=== Data extracts ===

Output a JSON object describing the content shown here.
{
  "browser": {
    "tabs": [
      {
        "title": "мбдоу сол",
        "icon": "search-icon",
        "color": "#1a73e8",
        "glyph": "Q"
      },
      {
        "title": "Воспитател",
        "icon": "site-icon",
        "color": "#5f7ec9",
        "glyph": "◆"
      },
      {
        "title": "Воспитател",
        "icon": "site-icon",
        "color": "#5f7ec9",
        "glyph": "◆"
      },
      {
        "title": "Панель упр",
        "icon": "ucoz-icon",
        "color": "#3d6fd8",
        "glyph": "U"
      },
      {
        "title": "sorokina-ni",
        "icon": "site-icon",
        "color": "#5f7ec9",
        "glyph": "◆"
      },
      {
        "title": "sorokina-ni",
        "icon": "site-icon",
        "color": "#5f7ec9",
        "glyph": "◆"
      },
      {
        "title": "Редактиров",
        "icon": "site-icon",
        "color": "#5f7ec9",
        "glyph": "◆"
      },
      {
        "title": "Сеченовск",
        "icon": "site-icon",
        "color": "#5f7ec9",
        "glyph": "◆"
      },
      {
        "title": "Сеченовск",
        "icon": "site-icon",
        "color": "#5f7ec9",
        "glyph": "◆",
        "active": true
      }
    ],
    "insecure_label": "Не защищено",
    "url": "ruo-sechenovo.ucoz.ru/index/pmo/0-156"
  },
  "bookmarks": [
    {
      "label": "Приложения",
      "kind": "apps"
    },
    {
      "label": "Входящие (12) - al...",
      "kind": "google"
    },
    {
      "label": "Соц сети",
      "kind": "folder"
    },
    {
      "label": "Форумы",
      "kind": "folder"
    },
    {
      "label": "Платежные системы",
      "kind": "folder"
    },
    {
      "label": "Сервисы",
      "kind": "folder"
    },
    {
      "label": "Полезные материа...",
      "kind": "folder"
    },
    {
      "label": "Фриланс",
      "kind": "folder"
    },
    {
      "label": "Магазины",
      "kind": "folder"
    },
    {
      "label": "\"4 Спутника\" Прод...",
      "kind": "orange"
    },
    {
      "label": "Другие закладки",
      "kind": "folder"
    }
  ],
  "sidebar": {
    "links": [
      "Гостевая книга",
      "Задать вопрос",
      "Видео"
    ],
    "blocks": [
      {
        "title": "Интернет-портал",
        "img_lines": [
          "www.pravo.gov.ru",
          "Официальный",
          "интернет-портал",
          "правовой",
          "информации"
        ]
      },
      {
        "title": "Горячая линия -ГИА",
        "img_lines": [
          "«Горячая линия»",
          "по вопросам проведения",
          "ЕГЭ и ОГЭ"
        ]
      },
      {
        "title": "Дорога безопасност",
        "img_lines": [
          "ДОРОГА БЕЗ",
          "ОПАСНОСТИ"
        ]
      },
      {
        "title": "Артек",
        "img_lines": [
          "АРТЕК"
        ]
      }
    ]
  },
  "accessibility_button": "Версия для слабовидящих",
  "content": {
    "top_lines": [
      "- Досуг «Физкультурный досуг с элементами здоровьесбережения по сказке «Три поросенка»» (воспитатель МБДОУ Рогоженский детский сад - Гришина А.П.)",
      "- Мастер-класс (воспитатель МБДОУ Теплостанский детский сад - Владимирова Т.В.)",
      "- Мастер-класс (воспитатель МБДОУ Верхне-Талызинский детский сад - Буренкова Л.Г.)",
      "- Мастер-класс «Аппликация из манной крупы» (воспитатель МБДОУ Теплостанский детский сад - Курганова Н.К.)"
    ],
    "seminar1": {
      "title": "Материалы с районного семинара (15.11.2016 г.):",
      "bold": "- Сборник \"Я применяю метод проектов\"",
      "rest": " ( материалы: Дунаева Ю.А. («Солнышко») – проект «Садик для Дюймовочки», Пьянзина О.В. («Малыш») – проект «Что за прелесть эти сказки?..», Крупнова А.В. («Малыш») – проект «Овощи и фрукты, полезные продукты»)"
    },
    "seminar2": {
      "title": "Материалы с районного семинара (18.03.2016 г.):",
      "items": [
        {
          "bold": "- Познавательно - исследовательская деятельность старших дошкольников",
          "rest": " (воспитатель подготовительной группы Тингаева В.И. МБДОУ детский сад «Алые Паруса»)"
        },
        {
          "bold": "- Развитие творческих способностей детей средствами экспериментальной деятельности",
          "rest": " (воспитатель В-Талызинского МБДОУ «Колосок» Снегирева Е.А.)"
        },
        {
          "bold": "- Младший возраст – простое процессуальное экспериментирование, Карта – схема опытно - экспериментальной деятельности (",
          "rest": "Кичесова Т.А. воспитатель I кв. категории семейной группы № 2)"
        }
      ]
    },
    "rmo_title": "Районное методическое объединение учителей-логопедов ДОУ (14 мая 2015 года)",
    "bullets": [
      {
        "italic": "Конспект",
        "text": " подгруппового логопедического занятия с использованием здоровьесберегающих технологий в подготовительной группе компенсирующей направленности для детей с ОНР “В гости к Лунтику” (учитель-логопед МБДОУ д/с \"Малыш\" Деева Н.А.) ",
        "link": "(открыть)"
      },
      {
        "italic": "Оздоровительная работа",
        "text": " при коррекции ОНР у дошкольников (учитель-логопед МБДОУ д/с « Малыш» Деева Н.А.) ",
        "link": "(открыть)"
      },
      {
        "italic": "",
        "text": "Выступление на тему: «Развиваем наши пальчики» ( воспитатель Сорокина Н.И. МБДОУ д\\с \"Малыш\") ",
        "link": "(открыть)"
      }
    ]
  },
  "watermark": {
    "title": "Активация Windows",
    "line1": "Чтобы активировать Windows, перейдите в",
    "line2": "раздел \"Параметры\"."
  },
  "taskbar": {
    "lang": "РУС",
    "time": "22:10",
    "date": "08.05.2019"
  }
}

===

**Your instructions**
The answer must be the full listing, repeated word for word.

**Finished exercise**
Output a JSON object describing the content shown here.
{
  "browser": {
    "tabs": [
      {
        "title": "мбдоу сол",
        "icon": "search-icon",
        "color": "#1a73e8",
        "glyph": "Q"
      },
      {
        "title": "Воспитател",
        "icon": "site-icon",
        "color": "#5f7ec9",
        "glyph": "◆"
      },
      {
        "title": "Воспитател",
        "icon": "site-icon",
        "color": "#5f7ec9",
        "glyph": "◆"
      },
      {
        "title": "Панель упр",
        "icon": "ucoz-icon",
        "color": "#3d6fd8",
        "glyph": "U"
      },
      {
        "title": "sorokina-ni",
        "icon": "site-icon",
        "color": "#5f7ec9",
        "glyph": "◆"
      },
      {
        "title": "sorokina-ni",
        "icon": "site-icon",
        "color": "#5f7ec9",
        "glyph": "◆"
      },
      {
        "title": "Редактиров",
        "icon": "site-icon",
        "color": "#5f7ec9",
        "glyph": "◆"
      },
      {
        "title": "Сеченовск",
        "icon": "site-icon",
        "color": "#5f7ec9",
        "glyph": "◆"
      },
      {
        "title": "Сеченовск",
        "icon": "site-icon",
        "color": "#5f7ec9",
        "glyph": "◆",
        "active": true
      }
    ],
    "insecure_label": "Не защищено",
    "url": "ruo-sechenovo.ucoz.ru/index/pmo/0-156"
  },
  "bookmarks": [
    {
      "label": "Приложения",
      "kind": "apps"
    },
    {
      "label": "Входящие (12) - al...",
      "kind": "google"
    },
    {
      "label": "Соц сети",
      "kind": "folder"
    },
    {
      "label": "Форумы",
      "kind": "folder"
    },
    {
      "label": "Платежные системы",
      "kind": "folder"
    },
    {
      "label": "Сервисы",
      "kind": "folder"
    },
    {
      "label": "Полезные материа...",
      "kind": "folder"
    },
    {
      "label": "Фриланс",
      "kind": "folder"
    },
    {
      "label": "Магазины",
      "kind": "folder"
    },
    {
      "label": "\"4 Спутника\" Прод...",
      "kind": "orange"
    },
    {
      "label": "Другие закладки",
      "kind": "folder"
    }
  ],
  "sidebar": {
    "links": [
      "Гостевая книга",
      "Задать вопрос",
      "Видео"
    ],
    "blocks": [
      {
        "title": "Интернет-портал",
        "img_lines": [
          "www.pravo.gov.ru",
          "Официальный",
          "интернет-портал",
          "правовой",
          "информации"
        ]
      },
      {
        "title": "Горячая линия -ГИА",
        "img_lines": [
          "«Горячая линия»",
          "по вопросам проведения",
          "ЕГЭ и ОГЭ"
        ]
      },
      {
        "title": "Дорога безопасност",
        "img_lines": [
          "ДОРОГА БЕЗ",
          "ОПАСНОСТИ"
        ]
      },
      {
        "title": "Артек",
        "img_lines": [
          "АРТЕК"
        ]
      }
    ]
  },
  "accessibility_button": "Версия для слабовидящих",
  "content": {
    "top_lines": [
      "- Досуг «Физкультурный досуг с элементами здоровьесбережения по сказке «Три поросенка»» (воспитатель МБДОУ Рогоженский детский сад - Гришина А.П.)",
      "- Мастер-класс (воспитатель МБДОУ Теплостанский детский сад - Владимирова Т.В.)",
      "- Мастер-класс (воспитатель МБДОУ Верхне-Талызинский детский сад - Буренкова Л.Г.)",
      "- Мастер-класс «Аппликация из манной крупы» (воспитатель МБДОУ Теплостанский детский сад - Курганова Н.К.)"
    ],
    "seminar1": {
      "title": "Материалы с районного семинара (15.11.2016 г.):",
      "bold": "- Сборник \"Я применяю метод проектов\"",
      "rest": " ( материалы: Дунаева Ю.А. («Солнышко») – проект «Садик для Дюймовочки», Пьянзина О.В. («Малыш») – проект «Что за прелесть эти сказки?..», Крупнова А.В. («Малыш») – проект «Овощи и фрукты, полезные продукты»)"
    },
    "seminar2": {
      "title": "Материалы с районного семинара (18.03.2016 г.):",
      "items": [
        {
          "bold": "- Познавательно - исследовательская деятельность старших дошкольников",
          "rest": " (воспитатель подготовительной группы Тингаева В.И. МБДОУ детский сад «Алые Паруса»)"
        },
        {
          "bold": "- Развитие творческих способностей детей средствами экспериментальной деятельности",
          "rest": " (воспитатель В-Талызинского МБДОУ «Колосок» Снегирева Е.А.)"
        },
        {
          "bold": "- Младший возраст – простое процессуальное экспериментирование, Карта – схема опытно - экспериментальной деятельности (",
          "rest": "Кичесова Т.А. воспитатель I кв. категории семейной группы № 2)"
        }
      ]
    },
    "rmo_title": "Районное методическое объединение учителей-логопедов ДОУ (14 мая 2015 года)",
    "bullets": [
      {
        "italic": "Конспект",
        "text": " подгруппового логопедического занятия с использованием здоровьесберегающих технологий в подготовительной группе компенсирующей направленности для детей с ОНР “В гости к Лунтику” (учитель-логопед МБДОУ д/с \"Малыш\" Деева Н.А.) ",
        "link": "(открыть)"
      },
      {
        "italic": "Оздоровительная работа",
        "text": " при коррекции ОНР у дошкольников (учитель-логопед МБДОУ д/с « Малыш» Деева Н.А.) ",
        "link": "(открыть)"
      },
      {
        "italic": "",
        "text": "Выступление на тему: «Развиваем наши пальчики» ( воспитатель Сорокина Н.И. МБДОУ д\\с \"Малыш\") ",
        "link": "(открыть)"
      }
    ]
  },
  "watermark": {
    "title": "Активация Windows",
    "line1": "Чтобы активировать Windows, перейдите в",
    "line2": "раздел \"Параметры\"."
  },
  "taskbar": {
    "lang": "РУС",
    "time": "22:10",
    "date": "08.05.2019"
  }
}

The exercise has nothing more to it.